“I am invisible, understand, simply because people refuse to see me.” I have thought of this quote from Ralph Ellison’s Invisible Man often during this election season.
As an African American woman who supports Hillary Clinton, I regularly feel invisible. The media, the pundits, the pollsters and the other candidates refuse to see me.
Women (who make up over 60% of registered voters) and minorities are disregarded as if we are unimportant to the candidates’ platforms or the outcome of the race.
Though Hillary has earned millions more votes than either Bernie or Donald, Hillary’s supporters, particularly female voters, are often deemed irrelevant in the media. And when we try to raise our voices, we are mocked, trolled, and verbally assaulted so persistently that the effort becomes daunting.
Between working, learning, raising families, caregiving, bettering our communities, and engaging in the real world around us, we don’t have the time or the patience to waste precious energy on fighting incessant harassment as the cost of participation.
The “saying nothing, talking loud” crowd (to paraphrase Earth Wind & Fire) may attempt to silence us. But we won’t remain invisible forever.
Our presence on Election Day will be visible and potent. As it has been in the voting booth for all of 2016.
Thankfully we are not invisible to the candidate who by all objective measures will be our next President. She knows who we are and she knows our dedication and determination.
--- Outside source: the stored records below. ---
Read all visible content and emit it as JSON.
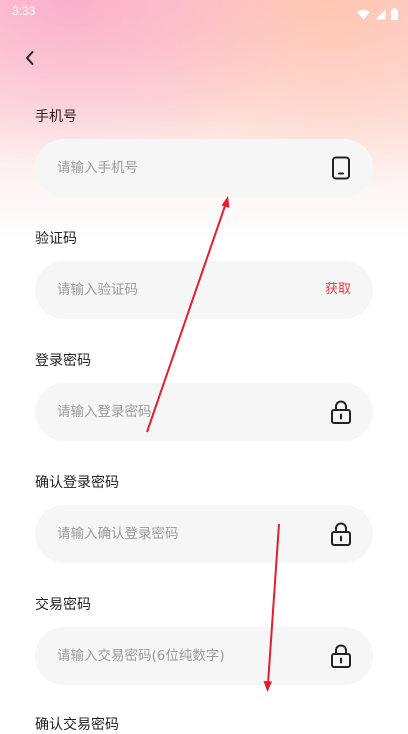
{
  "status_bar": {
    "time": "3:33",
    "icons": [
      "wifi-icon",
      "cellular-signal-icon",
      "battery-icon"
    ]
  },
  "header": {
    "back_icon": "chevron-left-icon"
  },
  "form": {
    "phone": {
      "label": "手机号",
      "placeholder": "请输入手机号",
      "icon": "phone-icon"
    },
    "code": {
      "label": "验证码",
      "placeholder": "请输入验证码",
      "get_code_label": "获取"
    },
    "login_password": {
      "label": "登录密码",
      "placeholder": "请输入登录密码",
      "icon": "lock-icon"
    },
    "confirm_login_password": {
      "label": "确认登录密码",
      "placeholder": "请输入确认登录密码",
      "icon": "lock-icon"
    },
    "trade_password": {
      "label": "交易密码",
      "placeholder": "请输入交易密码(6位纯数字)",
      "icon": "lock-icon"
    },
    "confirm_trade_password": {
      "label": "确认交易密码"
    }
  },
  "colors": {
    "accent": "#e8384a",
    "field_bg": "#f6f6f7",
    "annotation": "#e02030"
  }
}
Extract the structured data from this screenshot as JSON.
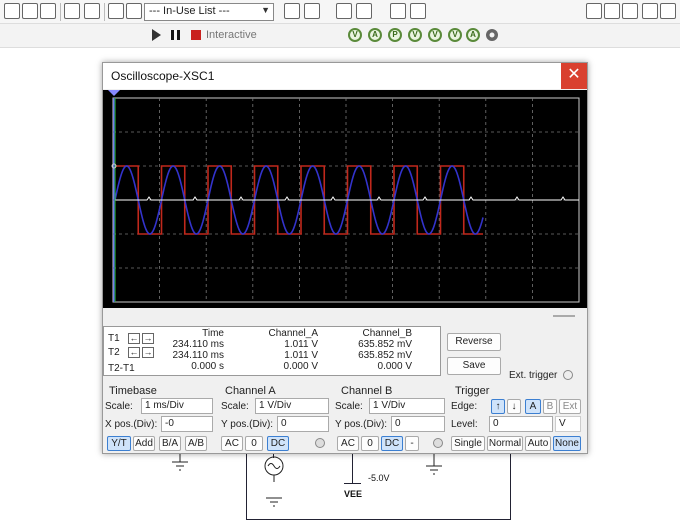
{
  "toolbar": {
    "combo_value": "--- In-Use List ---",
    "mode_label": "Interactive"
  },
  "scope_window": {
    "title": "Oscilloscope-XSC1",
    "close_glyph": "✕",
    "colors": {
      "channel_a": "#c0281c",
      "channel_b": "#3333cc",
      "trace_white": "#ffffff",
      "cursor_t1": "#3333ff",
      "cursor_t2": "#33cc33"
    },
    "measurements": {
      "headers": [
        "Time",
        "Channel_A",
        "Channel_B"
      ],
      "rows": [
        {
          "label": "T1",
          "time": "234.110 ms",
          "a": "1.011 V",
          "b": "635.852 mV"
        },
        {
          "label": "T2",
          "time": "234.110 ms",
          "a": "1.011 V",
          "b": "635.852 mV"
        },
        {
          "label": "T2-T1",
          "time": "0.000 s",
          "a": "0.000 V",
          "b": "0.000 V"
        }
      ]
    },
    "buttons": {
      "reverse": "Reverse",
      "save": "Save",
      "ext_trigger": "Ext. trigger"
    },
    "timebase": {
      "title": "Timebase",
      "scale_label": "Scale:",
      "scale_value": "1 ms/Div",
      "xpos_label": "X pos.(Div):",
      "xpos_value": "-0",
      "modes": [
        "Y/T",
        "Add",
        "B/A",
        "A/B"
      ]
    },
    "channel_a": {
      "title": "Channel A",
      "scale_label": "Scale:",
      "scale_value": "1  V/Div",
      "ypos_label": "Y pos.(Div):",
      "ypos_value": "0",
      "coupling": [
        "AC",
        "0",
        "DC"
      ]
    },
    "channel_b": {
      "title": "Channel B",
      "scale_label": "Scale:",
      "scale_value": "1  V/Div",
      "ypos_label": "Y pos.(Div):",
      "ypos_value": "0",
      "coupling": [
        "AC",
        "0",
        "DC",
        "-"
      ]
    },
    "trigger": {
      "title": "Trigger",
      "edge_label": "Edge:",
      "edge_options": [
        "↑",
        "↓",
        "A",
        "B",
        "Ext"
      ],
      "level_label": "Level:",
      "level_value": "0",
      "level_unit": "V",
      "modes": [
        "Single",
        "Normal",
        "Auto",
        "None"
      ]
    }
  },
  "schematic": {
    "vee_label": "VEE",
    "vee_value": "-5.0V"
  }
}
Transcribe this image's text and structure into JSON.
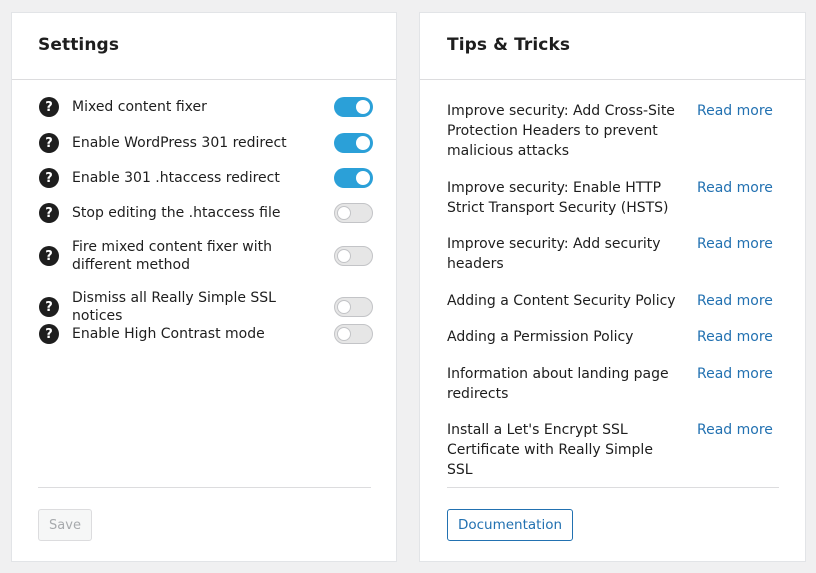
{
  "settings": {
    "title": "Settings",
    "items": [
      {
        "label": "Mixed content fixer",
        "on": true
      },
      {
        "label": "Enable WordPress 301 redirect",
        "on": true
      },
      {
        "label": "Enable 301 .htaccess redirect",
        "on": true
      },
      {
        "label": "Stop editing the .htaccess file",
        "on": false
      },
      {
        "label": "Fire mixed content fixer with different method",
        "on": false
      },
      {
        "label": "Dismiss all Really Simple SSL notices",
        "on": false
      },
      {
        "label": "Enable High Contrast mode",
        "on": false
      }
    ],
    "help_glyph": "?",
    "save_label": "Save"
  },
  "tips": {
    "title": "Tips & Tricks",
    "items": [
      {
        "text": "Improve security: Add Cross-Site Protection Headers to prevent malicious attacks",
        "link": "Read more"
      },
      {
        "text": "Improve security: Enable HTTP Strict Transport Security (HSTS)",
        "link": "Read more"
      },
      {
        "text": "Improve security: Add security headers",
        "link": "Read more"
      },
      {
        "text": "Adding a Content Security Policy",
        "link": "Read more"
      },
      {
        "text": "Adding a Permission Policy",
        "link": "Read more"
      },
      {
        "text": "Information about landing page redirects",
        "link": "Read more"
      },
      {
        "text": "Install a Let's Encrypt SSL Certificate with Really Simple SSL",
        "link": "Read more"
      }
    ],
    "documentation_label": "Documentation"
  },
  "colors": {
    "toggle_on": "#2ba0d8",
    "link": "#2271b1"
  }
}
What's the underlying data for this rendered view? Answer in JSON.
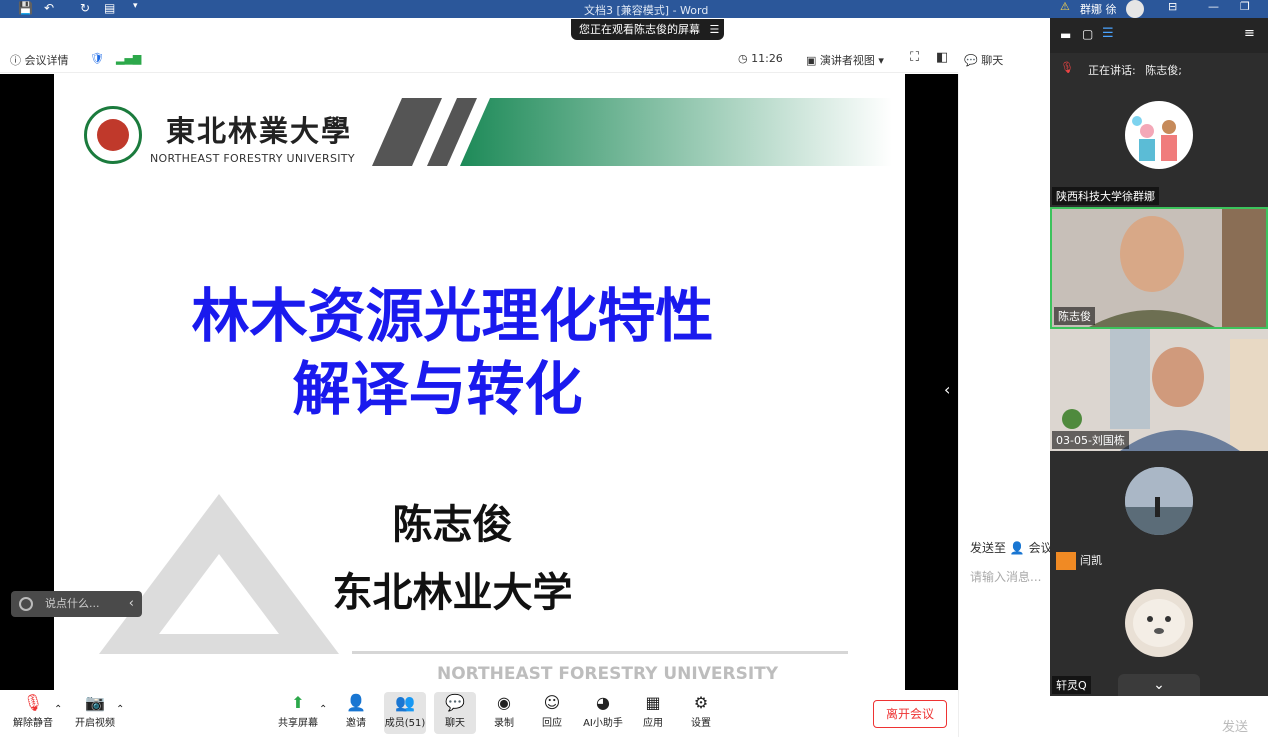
{
  "word": {
    "title": "文档3 [兼容模式] - Word",
    "user": "群娜 徐"
  },
  "banner": {
    "text": "您正在观看陈志俊的屏幕"
  },
  "topbar": {
    "details": "会议详情",
    "time": "11:26",
    "view": "演讲者视图",
    "chat_tab": "聊天"
  },
  "slide": {
    "logo_cn": "東北林業大學",
    "logo_en": "NORTHEAST FORESTRY UNIVERSITY",
    "title_line1": "林木资源光理化特性",
    "title_line2": "解译与转化",
    "speaker": "陈志俊",
    "university": "东北林业大学",
    "footer_en": "NORTHEAST FORESTRY UNIVERSITY"
  },
  "say_input": {
    "placeholder": "说点什么..."
  },
  "chat": {
    "send_to_label": "发送至",
    "send_to_target": "会议",
    "input_placeholder": "请输入消息...",
    "send_button": "发送"
  },
  "participants": {
    "speaking_label": "正在讲话:",
    "speaking_name": "陈志俊;",
    "list": [
      {
        "name": "陕西科技大学徐群娜"
      },
      {
        "name": "陈志俊"
      },
      {
        "name": "03-05-刘国栋"
      },
      {
        "name": "闫凯"
      },
      {
        "name": "轩灵Q"
      }
    ]
  },
  "toolbar": {
    "unmute": "解除静音",
    "start_video": "开启视频",
    "share": "共享屏幕",
    "invite": "邀请",
    "members": "成员(51)",
    "chat": "聊天",
    "record": "录制",
    "playback": "回应",
    "ai": "AI小助手",
    "apps": "应用",
    "settings": "设置",
    "leave": "离开会议"
  },
  "colors": {
    "title_blue": "#1a1aee",
    "word_blue": "#2b579a",
    "leave_red": "#e33333",
    "brand_green": "#1b7b3d"
  }
}
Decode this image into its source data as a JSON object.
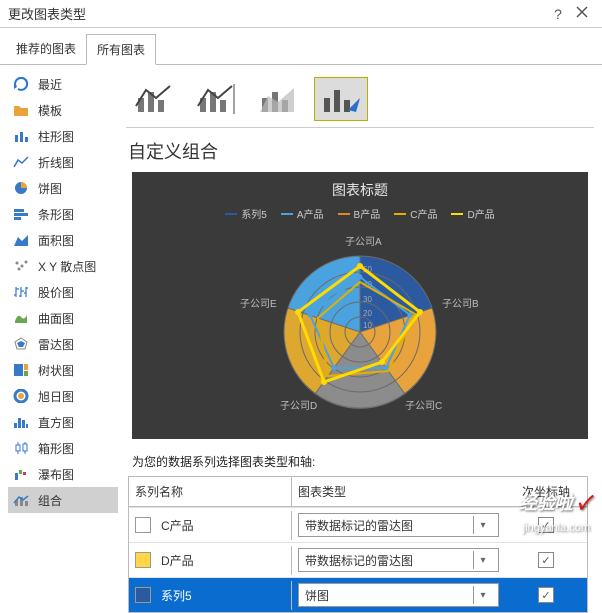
{
  "dialog": {
    "title": "更改图表类型",
    "help": "?",
    "close": "✕"
  },
  "tabs": {
    "recommended": "推荐的图表",
    "all": "所有图表"
  },
  "sidebar": {
    "items": [
      {
        "label": "最近"
      },
      {
        "label": "模板"
      },
      {
        "label": "柱形图"
      },
      {
        "label": "折线图"
      },
      {
        "label": "饼图"
      },
      {
        "label": "条形图"
      },
      {
        "label": "面积图"
      },
      {
        "label": "X Y 散点图"
      },
      {
        "label": "股价图"
      },
      {
        "label": "曲面图"
      },
      {
        "label": "雷达图"
      },
      {
        "label": "树状图"
      },
      {
        "label": "旭日图"
      },
      {
        "label": "直方图"
      },
      {
        "label": "箱形图"
      },
      {
        "label": "瀑布图"
      },
      {
        "label": "组合"
      }
    ]
  },
  "main": {
    "section_title": "自定义组合",
    "chart_title": "图表标题",
    "series_instructions": "为您的数据系列选择图表类型和轴:"
  },
  "legend": [
    {
      "name": "系列5",
      "color": "#2b5aa0"
    },
    {
      "name": "A产品",
      "color": "#4aa3df"
    },
    {
      "name": "B产品",
      "color": "#e08a1d"
    },
    {
      "name": "C产品",
      "color": "#e2b100"
    },
    {
      "name": "D产品",
      "color": "#ffdb00"
    }
  ],
  "radar_labels": {
    "a": "子公司A",
    "b": "子公司B",
    "c": "子公司C",
    "d": "子公司D",
    "e": "子公司E"
  },
  "series_table": {
    "col_name": "系列名称",
    "col_type": "图表类型",
    "col_axis": "次坐标轴",
    "rows": [
      {
        "name": "C产品",
        "type": "带数据标记的雷达图",
        "checked": true,
        "color": "#ffffff"
      },
      {
        "name": "D产品",
        "type": "带数据标记的雷达图",
        "checked": true,
        "color": "#ffd54a"
      },
      {
        "name": "系列5",
        "type": "饼图",
        "checked": true,
        "color": "#2b5aa0",
        "selected": true
      }
    ]
  },
  "watermark": {
    "text": "经验啦",
    "check": "✓",
    "sub": "jingyanla.com"
  },
  "chart_data": {
    "type": "radar",
    "title": "图表标题",
    "categories": [
      "子公司A",
      "子公司B",
      "子公司C",
      "子公司D",
      "子公司E"
    ],
    "series": [
      {
        "name": "系列5",
        "type": "pie",
        "values": [
          20,
          20,
          20,
          20,
          20
        ],
        "color": "#2b5aa0"
      },
      {
        "name": "A产品",
        "type": "radar",
        "values": [
          40,
          35,
          30,
          25,
          20
        ],
        "color": "#4aa3df"
      },
      {
        "name": "B产品",
        "type": "radar",
        "values": [
          35,
          40,
          30,
          35,
          30
        ],
        "color": "#e08a1d"
      },
      {
        "name": "C产品",
        "type": "radar",
        "values": [
          42,
          38,
          30,
          34,
          36
        ],
        "color": "#e2b100"
      },
      {
        "name": "D产品",
        "type": "radar",
        "values": [
          45,
          40,
          25,
          40,
          42
        ],
        "color": "#ffdb00"
      }
    ],
    "rlim": [
      0,
      50
    ],
    "ticks": [
      10,
      20,
      30,
      40,
      50
    ]
  }
}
She relies on it. We are ready for her. And we will be there for her in large numbers in November.